Provided records:
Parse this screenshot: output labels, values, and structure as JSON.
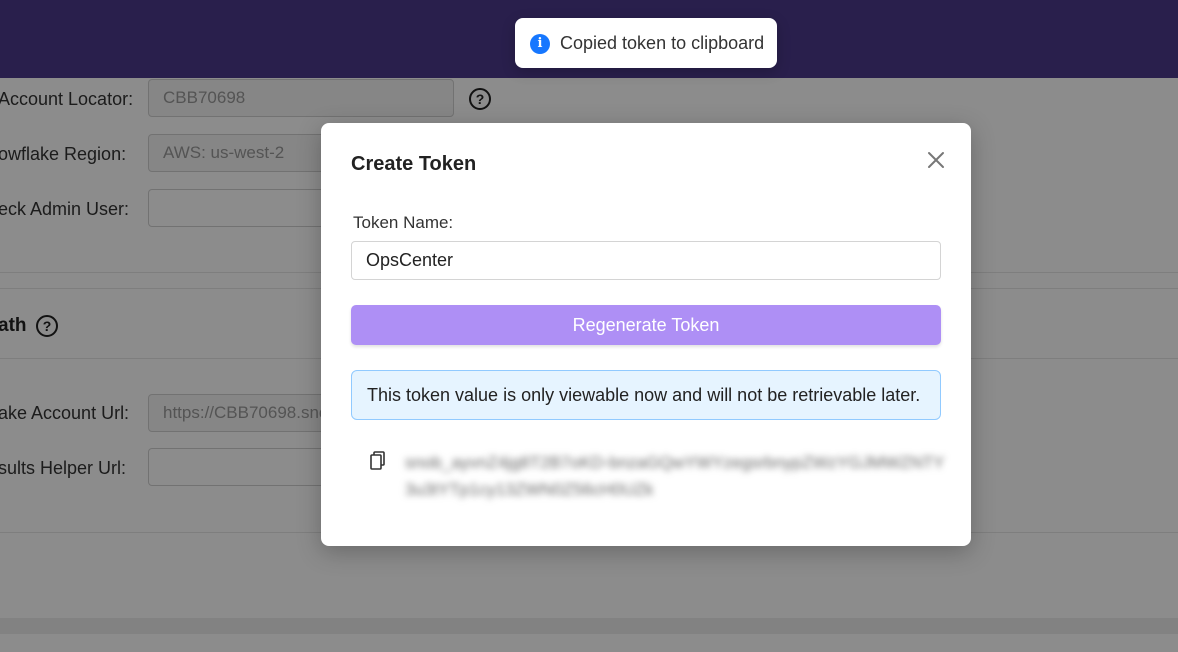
{
  "background": {
    "rows": [
      {
        "label": "Account Locator:",
        "value": "CBB70698",
        "help_icon": "help-circle-icon"
      },
      {
        "label": "owflake Region:",
        "value": "AWS: us-west-2"
      },
      {
        "label": "eck Admin User:",
        "value": ""
      }
    ],
    "section": {
      "title": "ath",
      "help_icon": "help-circle-icon"
    },
    "section_rows": [
      {
        "label": "ake Account Url:",
        "value": "https://CBB70698.sno"
      },
      {
        "label": "sults Helper Url:",
        "value": ""
      }
    ]
  },
  "modal": {
    "title": "Create Token",
    "close_icon": "close-icon",
    "field_label": "Token Name:",
    "token_name": "OpsCenter",
    "regenerate_label": "Regenerate Token",
    "alert_text": "This token value is only viewable now and will not be retrievable later.",
    "copy_icon": "copy-icon",
    "token_value": "snob_ayvnZ4jg8T2B7oKD-bnzaGQwYWYzegsrbnypZWzYGJMWZNTY3u3tYTp1cy13ZWN0Z56cH0UZk"
  },
  "toast": {
    "icon": "info-icon",
    "text": "Copied token to clipboard"
  },
  "colors": {
    "header": "#4b3a8a",
    "primary_button": "#ae8ff5",
    "info_bg": "#e6f4ff",
    "info_border": "#91caff",
    "toast_icon": "#1677ff"
  }
}
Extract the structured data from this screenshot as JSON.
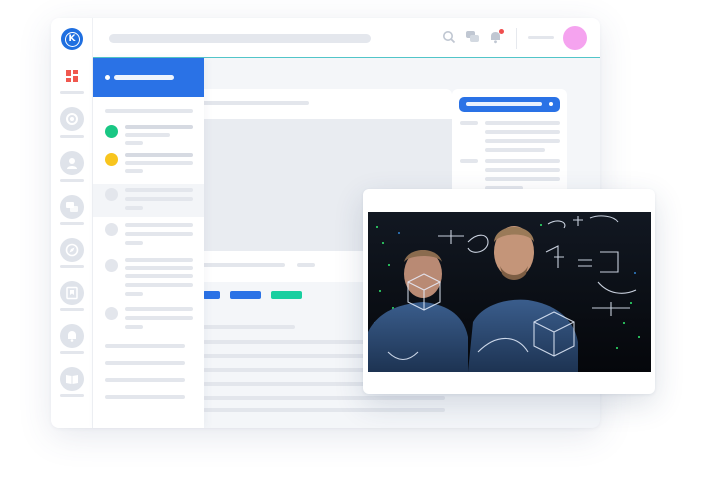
{
  "brand": {
    "logo_letter": "K"
  },
  "colors": {
    "accent": "#2a72e6",
    "header_rule": "#52c5c9",
    "status_green": "#19c784",
    "status_yellow": "#f8c51e",
    "tag_teal": "#19cfa0",
    "avatar": "#f5a3ef",
    "notification_dot": "#f04e4e"
  },
  "rail": {
    "items": [
      {
        "icon": "dashboard-icon",
        "active": true
      },
      {
        "icon": "lifebuoy-icon"
      },
      {
        "icon": "user-icon"
      },
      {
        "icon": "chat-bubbles-icon"
      },
      {
        "icon": "compass-icon"
      },
      {
        "icon": "bookmark-icon"
      },
      {
        "icon": "bell-icon"
      },
      {
        "icon": "book-icon"
      }
    ]
  },
  "topbar": {
    "icons": [
      "search-icon",
      "chat-icon",
      "bell-icon"
    ],
    "has_notification": true
  },
  "panel": {
    "channels": [
      {
        "status": "green"
      },
      {
        "status": "yellow"
      },
      {
        "status": "none",
        "selected": true
      },
      {
        "status": "none"
      },
      {
        "status": "none"
      },
      {
        "status": "none"
      }
    ]
  },
  "video": {
    "description_icon": "video-player"
  }
}
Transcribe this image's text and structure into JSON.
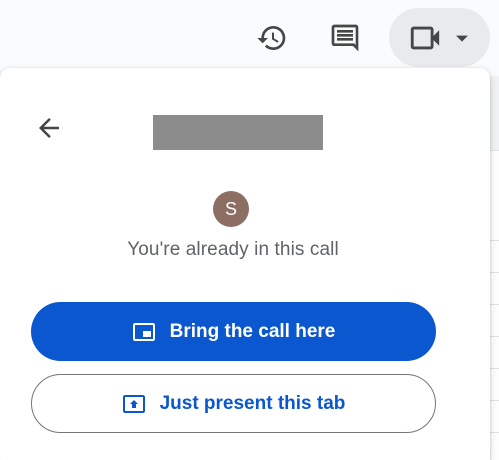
{
  "toolbar": {
    "history_icon": "history-icon",
    "comments_icon": "comments-icon",
    "meet_icon": "video-camera-icon",
    "meet_caret_icon": "caret-down-icon"
  },
  "panel": {
    "back_icon": "arrow-back-icon",
    "avatar_initial": "S",
    "avatar_color": "#8d6e63",
    "status_text": "You're already in this call",
    "primary_button_label": "Bring the call here",
    "primary_button_icon": "picture-in-picture-icon",
    "secondary_button_label": "Just present this tab",
    "secondary_button_icon": "present-to-all-icon"
  },
  "colors": {
    "accent": "#0b57d0",
    "icon": "#444746",
    "text_secondary": "#5f6368"
  }
}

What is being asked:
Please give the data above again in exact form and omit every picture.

Task result:
Parse this screenshot: output labels, values, and structure as JSON.
{
  "background": {
    "rows": [
      {
        "label": "Account Locator:",
        "value": "CBB70698",
        "help_icon": "help-circle-icon"
      },
      {
        "label": "owflake Region:",
        "value": "AWS: us-west-2"
      },
      {
        "label": "eck Admin User:",
        "value": ""
      }
    ],
    "section": {
      "title": "ath",
      "help_icon": "help-circle-icon"
    },
    "section_rows": [
      {
        "label": "ake Account Url:",
        "value": "https://CBB70698.sno"
      },
      {
        "label": "sults Helper Url:",
        "value": ""
      }
    ]
  },
  "modal": {
    "title": "Create Token",
    "close_icon": "close-icon",
    "field_label": "Token Name:",
    "token_name": "OpsCenter",
    "regenerate_label": "Regenerate Token",
    "alert_text": "This token value is only viewable now and will not be retrievable later.",
    "copy_icon": "copy-icon",
    "token_value": "snob_ayvnZ4jg8T2B7oKD-bnzaGQwYWYzegsrbnypZWzYGJMWZNTY3u3tYTp1cy13ZWN0Z56cH0UZk"
  },
  "toast": {
    "icon": "info-icon",
    "text": "Copied token to clipboard"
  },
  "colors": {
    "header": "#4b3a8a",
    "primary_button": "#ae8ff5",
    "info_bg": "#e6f4ff",
    "info_border": "#91caff",
    "toast_icon": "#1677ff"
  }
}
Extract the structured data from this screenshot as JSON.
{
  "brand": {
    "logo_letter": "K"
  },
  "colors": {
    "accent": "#2a72e6",
    "header_rule": "#52c5c9",
    "status_green": "#19c784",
    "status_yellow": "#f8c51e",
    "tag_teal": "#19cfa0",
    "avatar": "#f5a3ef",
    "notification_dot": "#f04e4e"
  },
  "rail": {
    "items": [
      {
        "icon": "dashboard-icon",
        "active": true
      },
      {
        "icon": "lifebuoy-icon"
      },
      {
        "icon": "user-icon"
      },
      {
        "icon": "chat-bubbles-icon"
      },
      {
        "icon": "compass-icon"
      },
      {
        "icon": "bookmark-icon"
      },
      {
        "icon": "bell-icon"
      },
      {
        "icon": "book-icon"
      }
    ]
  },
  "topbar": {
    "icons": [
      "search-icon",
      "chat-icon",
      "bell-icon"
    ],
    "has_notification": true
  },
  "panel": {
    "channels": [
      {
        "status": "green"
      },
      {
        "status": "yellow"
      },
      {
        "status": "none",
        "selected": true
      },
      {
        "status": "none"
      },
      {
        "status": "none"
      },
      {
        "status": "none"
      }
    ]
  },
  "video": {
    "description_icon": "video-player"
  }
}
Transcribe this image's text and structure into JSON.
{
  "toolbar": {
    "history_icon": "history-icon",
    "comments_icon": "comments-icon",
    "meet_icon": "video-camera-icon",
    "meet_caret_icon": "caret-down-icon"
  },
  "panel": {
    "back_icon": "arrow-back-icon",
    "avatar_initial": "S",
    "avatar_color": "#8d6e63",
    "status_text": "You're already in this call",
    "primary_button_label": "Bring the call here",
    "primary_button_icon": "picture-in-picture-icon",
    "secondary_button_label": "Just present this tab",
    "secondary_button_icon": "present-to-all-icon"
  },
  "colors": {
    "accent": "#0b57d0",
    "icon": "#444746",
    "text_secondary": "#5f6368"
  }
}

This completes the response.